## Data for this task
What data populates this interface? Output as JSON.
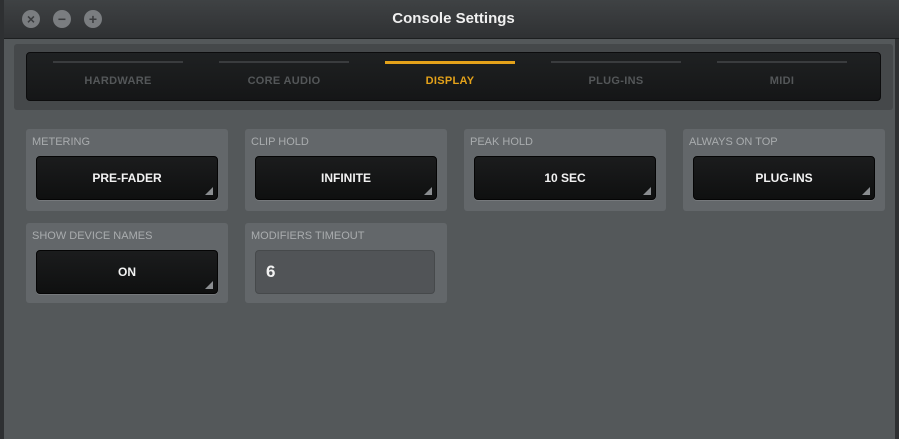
{
  "window": {
    "title": "Console Settings"
  },
  "tabs": [
    {
      "label": "HARDWARE",
      "active": false
    },
    {
      "label": "CORE AUDIO",
      "active": false
    },
    {
      "label": "DISPLAY",
      "active": true
    },
    {
      "label": "PLUG-INS",
      "active": false
    },
    {
      "label": "MIDI",
      "active": false
    }
  ],
  "settings": {
    "metering": {
      "label": "METERING",
      "value": "PRE-FADER"
    },
    "clip_hold": {
      "label": "CLIP HOLD",
      "value": "INFINITE"
    },
    "peak_hold": {
      "label": "PEAK HOLD",
      "value": "10 SEC"
    },
    "always_on_top": {
      "label": "ALWAYS ON TOP",
      "value": "PLUG-INS"
    },
    "show_device_names": {
      "label": "SHOW DEVICE NAMES",
      "value": "ON"
    },
    "modifiers_timeout": {
      "label": "MODIFIERS TIMEOUT",
      "value": "6"
    }
  },
  "colors": {
    "accent": "#e4a21a",
    "background": "#54585a",
    "panel": "#63676a"
  },
  "icons": {
    "close": "close-icon",
    "minimize": "minimize-icon",
    "zoom": "zoom-icon"
  }
}
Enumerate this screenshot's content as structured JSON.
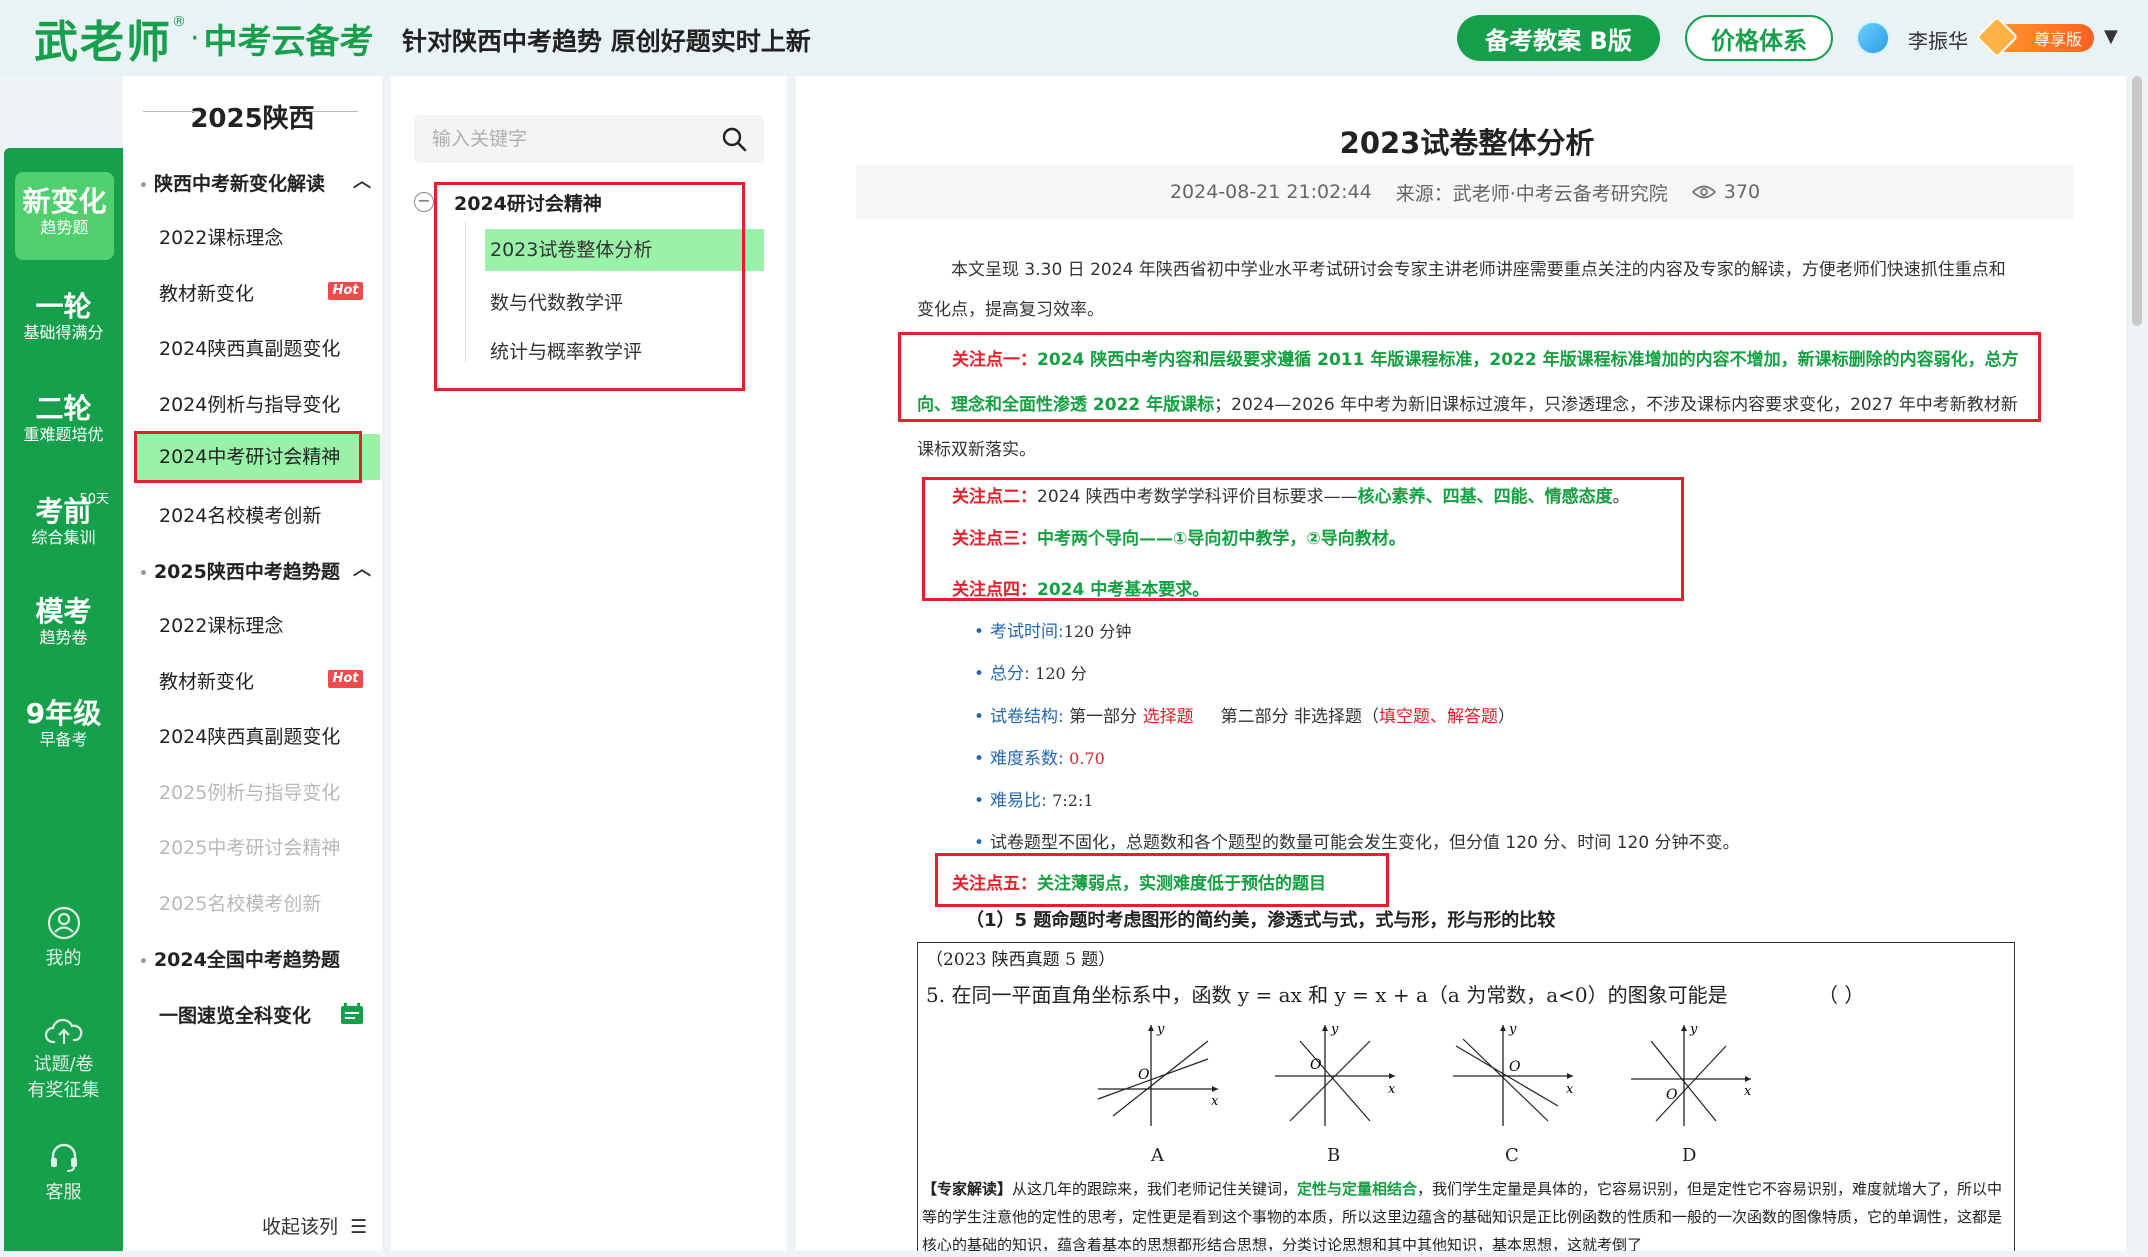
{
  "header": {
    "logo_main": "武老师",
    "logo_reg": "®",
    "logo_dot": "·",
    "logo_sub": "中考云备考",
    "slogan": "针对陕西中考趋势 原创好题实时上新",
    "plan_button": "备考教案 B版",
    "price_button": "价格体系",
    "user_name": "李振华",
    "vip_label": "尊享版"
  },
  "rail": {
    "items": [
      {
        "big": "新变化",
        "small": "趋势题"
      },
      {
        "big": "一轮",
        "small": "基础得满分"
      },
      {
        "big": "二轮",
        "small": "重难题培优"
      },
      {
        "big": "考前",
        "small": "综合集训",
        "badge": "50天"
      },
      {
        "big": "模考",
        "small": "趋势卷"
      },
      {
        "big": "9年级",
        "small": "早备考"
      }
    ],
    "bottom": [
      {
        "label": "我的",
        "icon": "user-icon"
      },
      {
        "label": "试题/卷",
        "label2": "有奖征集",
        "icon": "upload-cloud-icon"
      },
      {
        "label": "客服",
        "icon": "headset-icon"
      }
    ]
  },
  "nav": {
    "header": "2025陕西",
    "sections": [
      {
        "title": "陕西中考新变化解读",
        "items": [
          "2022课标理念",
          "教材新变化",
          "2024陕西真副题变化",
          "2024例析与指导变化",
          "2024中考研讨会精神",
          "2024名校模考创新"
        ]
      },
      {
        "title": "2025陕西中考趋势题",
        "items": [
          "2022课标理念",
          "教材新变化",
          "2024陕西真副题变化",
          "2025例析与指导变化",
          "2025中考研讨会精神",
          "2025名校模考创新"
        ]
      },
      {
        "title": "2024全国中考趋势题",
        "items": [
          "一图速览全科变化"
        ]
      }
    ],
    "hot": "Hot",
    "collapse": "收起该列"
  },
  "middle": {
    "search_placeholder": "输入关键字",
    "tree_root": "2024研讨会精神",
    "tree_items": [
      "2023试卷整体分析",
      "数与代数教学评",
      "统计与概率教学评"
    ]
  },
  "article": {
    "title": "2023试卷整体分析",
    "date": "2024-08-21 21:02:44",
    "source": "来源：武老师·中考云备考研究院",
    "views": "370",
    "intro": "本文呈现 3.30 日 2024 年陕西省初中学业水平考试研讨会专家主讲老师讲座需要重点关注的内容及专家的解读，方便老师们快速抓住重点和变化点，提高复习效率。",
    "p1_label": "关注点一：",
    "p1_green": "2024 陕西中考内容和层级要求遵循 2011 年版课程标准，2022 年版课程标准增加的内容不增加，新课标删除的内容弱化，总方向、理念和全面性渗透 2022 年版课标",
    "p1_rest": "；2024—2026 年中考为新旧课标过渡年，只渗透理念，不涉及课标内容要求变化，2027 年中考新教材新课标双新落实。",
    "p2_label": "关注点二：",
    "p2_text": "2024 陕西中考数学学科评价目标要求——",
    "p2_green": "核心素养、四基、四能、情感态度",
    "p2_end": "。",
    "p3_label": "关注点三：",
    "p3_green": "中考两个导向——①导向初中教学，②导向教材。",
    "p4_label": "关注点四：",
    "p4_green": "2024 中考基本要求。",
    "bullets": [
      {
        "label": "考试时间:",
        "value": "120 分钟"
      },
      {
        "label": "总分:",
        "value": "120 分"
      },
      {
        "label": "试卷结构:",
        "part1": "第一部分",
        "red1": "选择题",
        "part2": "第二部分  非选择题（",
        "red2": "填空题、解答题",
        "part3": "）"
      },
      {
        "label": "难度系数:",
        "value": "0.70"
      },
      {
        "label": "难易比:",
        "value": "7:2:1"
      },
      {
        "value": "试卷题型不固化，总题数和各个题型的数量可能会发生变化，但分值 120 分、时间 120 分钟不变。"
      }
    ],
    "p5_label": "关注点五：",
    "p5_green": "关注薄弱点，实测难度低于预估的题目",
    "sub_head": "（1）5 题命题时考虑图形的简约美，渗透式与式，式与形，形与形的比较",
    "exam": {
      "source": "（2023 陕西真题 5 题）",
      "question": "5.  在同一平面直角坐标系中，函数 y = ax 和 y = x + a（a 为常数，a<0）的图象可能是",
      "paren": "（      ）",
      "options": [
        "A",
        "B",
        "C",
        "D"
      ],
      "axis_x": "x",
      "axis_y": "y",
      "origin": "O",
      "expert_label": "【专家解读】",
      "expert_1": "从这几年的跟踪来，我们老师记住关键词，",
      "expert_green": "定性与定量相结合",
      "expert_2": "，我们学生定量是具体的，它容易识别，但是定性它不容易识别，难度就增大了，所以中等的学生注意他的定性的思考，定性更是看到这个事物的本质，所以这里边蕴含的基础知识是正比例函数的性质和一般的一次函数的图像特质，它的单调性，这都是核心的基础的知识，蕴含着基本的思想都形结合思想，分类讨论思想和其中其他知识，基本思想，这就考倒了"
    }
  }
}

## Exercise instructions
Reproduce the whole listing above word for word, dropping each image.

## Task output
What data populates this interface? Output as JSON.
{
  "window": {
    "title": "Console Settings"
  },
  "tabs": [
    {
      "label": "HARDWARE",
      "active": false
    },
    {
      "label": "CORE AUDIO",
      "active": false
    },
    {
      "label": "DISPLAY",
      "active": true
    },
    {
      "label": "PLUG-INS",
      "active": false
    },
    {
      "label": "MIDI",
      "active": false
    }
  ],
  "settings": {
    "metering": {
      "label": "METERING",
      "value": "PRE-FADER"
    },
    "clip_hold": {
      "label": "CLIP HOLD",
      "value": "INFINITE"
    },
    "peak_hold": {
      "label": "PEAK HOLD",
      "value": "10 SEC"
    },
    "always_on_top": {
      "label": "ALWAYS ON TOP",
      "value": "PLUG-INS"
    },
    "show_device_names": {
      "label": "SHOW DEVICE NAMES",
      "value": "ON"
    },
    "modifiers_timeout": {
      "label": "MODIFIERS TIMEOUT",
      "value": "6"
    }
  },
  "colors": {
    "accent": "#e4a21a",
    "background": "#54585a",
    "panel": "#63676a"
  },
  "icons": {
    "close": "close-icon",
    "minimize": "minimize-icon",
    "zoom": "zoom-icon"
  }
}
Enumerate this screenshot's content as structured JSON.
{
  "header": {
    "logo_main": "武老师",
    "logo_reg": "®",
    "logo_dot": "·",
    "logo_sub": "中考云备考",
    "slogan": "针对陕西中考趋势 原创好题实时上新",
    "plan_button": "备考教案 B版",
    "price_button": "价格体系",
    "user_name": "李振华",
    "vip_label": "尊享版"
  },
  "rail": {
    "items": [
      {
        "big": "新变化",
        "small": "趋势题"
      },
      {
        "big": "一轮",
        "small": "基础得满分"
      },
      {
        "big": "二轮",
        "small": "重难题培优"
      },
      {
        "big": "考前",
        "small": "综合集训",
        "badge": "50天"
      },
      {
        "big": "模考",
        "small": "趋势卷"
      },
      {
        "big": "9年级",
        "small": "早备考"
      }
    ],
    "bottom": [
      {
        "label": "我的",
        "icon": "user-icon"
      },
      {
        "label": "试题/卷",
        "label2": "有奖征集",
        "icon": "upload-cloud-icon"
      },
      {
        "label": "客服",
        "icon": "headset-icon"
      }
    ]
  },
  "nav": {
    "header": "2025陕西",
    "sections": [
      {
        "title": "陕西中考新变化解读",
        "items": [
          "2022课标理念",
          "教材新变化",
          "2024陕西真副题变化",
          "2024例析与指导变化",
          "2024中考研讨会精神",
          "2024名校模考创新"
        ]
      },
      {
        "title": "2025陕西中考趋势题",
        "items": [
          "2022课标理念",
          "教材新变化",
          "2024陕西真副题变化",
          "2025例析与指导变化",
          "2025中考研讨会精神",
          "2025名校模考创新"
        ]
      },
      {
        "title": "2024全国中考趋势题",
        "items": [
          "一图速览全科变化"
        ]
      }
    ],
    "hot": "Hot",
    "collapse": "收起该列"
  },
  "middle": {
    "search_placeholder": "输入关键字",
    "tree_root": "2024研讨会精神",
    "tree_items": [
      "2023试卷整体分析",
      "数与代数教学评",
      "统计与概率教学评"
    ]
  },
  "article": {
    "title": "2023试卷整体分析",
    "date": "2024-08-21 21:02:44",
    "source": "来源：武老师·中考云备考研究院",
    "views": "370",
    "intro": "本文呈现 3.30 日 2024 年陕西省初中学业水平考试研讨会专家主讲老师讲座需要重点关注的内容及专家的解读，方便老师们快速抓住重点和变化点，提高复习效率。",
    "p1_label": "关注点一：",
    "p1_green": "2024 陕西中考内容和层级要求遵循 2011 年版课程标准，2022 年版课程标准增加的内容不增加，新课标删除的内容弱化，总方向、理念和全面性渗透 2022 年版课标",
    "p1_rest": "；2024—2026 年中考为新旧课标过渡年，只渗透理念，不涉及课标内容要求变化，2027 年中考新教材新课标双新落实。",
    "p2_label": "关注点二：",
    "p2_text": "2024 陕西中考数学学科评价目标要求——",
    "p2_green": "核心素养、四基、四能、情感态度",
    "p2_end": "。",
    "p3_label": "关注点三：",
    "p3_green": "中考两个导向——①导向初中教学，②导向教材。",
    "p4_label": "关注点四：",
    "p4_green": "2024 中考基本要求。",
    "bullets": [
      {
        "label": "考试时间:",
        "value": "120 分钟"
      },
      {
        "label": "总分:",
        "value": "120 分"
      },
      {
        "label": "试卷结构:",
        "part1": "第一部分",
        "red1": "选择题",
        "part2": "第二部分  非选择题（",
        "red2": "填空题、解答题",
        "part3": "）"
      },
      {
        "label": "难度系数:",
        "value": "0.70"
      },
      {
        "label": "难易比:",
        "value": "7:2:1"
      },
      {
        "value": "试卷题型不固化，总题数和各个题型的数量可能会发生变化，但分值 120 分、时间 120 分钟不变。"
      }
    ],
    "p5_label": "关注点五：",
    "p5_green": "关注薄弱点，实测难度低于预估的题目",
    "sub_head": "（1）5 题命题时考虑图形的简约美，渗透式与式，式与形，形与形的比较",
    "exam": {
      "source": "（2023 陕西真题 5 题）",
      "question": "5.  在同一平面直角坐标系中，函数 y = ax 和 y = x + a（a 为常数，a<0）的图象可能是",
      "paren": "（      ）",
      "options": [
        "A",
        "B",
        "C",
        "D"
      ],
      "axis_x": "x",
      "axis_y": "y",
      "origin": "O",
      "expert_label": "【专家解读】",
      "expert_1": "从这几年的跟踪来，我们老师记住关键词，",
      "expert_green": "定性与定量相结合",
      "expert_2": "，我们学生定量是具体的，它容易识别，但是定性它不容易识别，难度就增大了，所以中等的学生注意他的定性的思考，定性更是看到这个事物的本质，所以这里边蕴含的基础知识是正比例函数的性质和一般的一次函数的图像特质，它的单调性，这都是核心的基础的知识，蕴含着基本的思想都形结合思想，分类讨论思想和其中其他知识，基本思想，这就考倒了"
    }
  }
}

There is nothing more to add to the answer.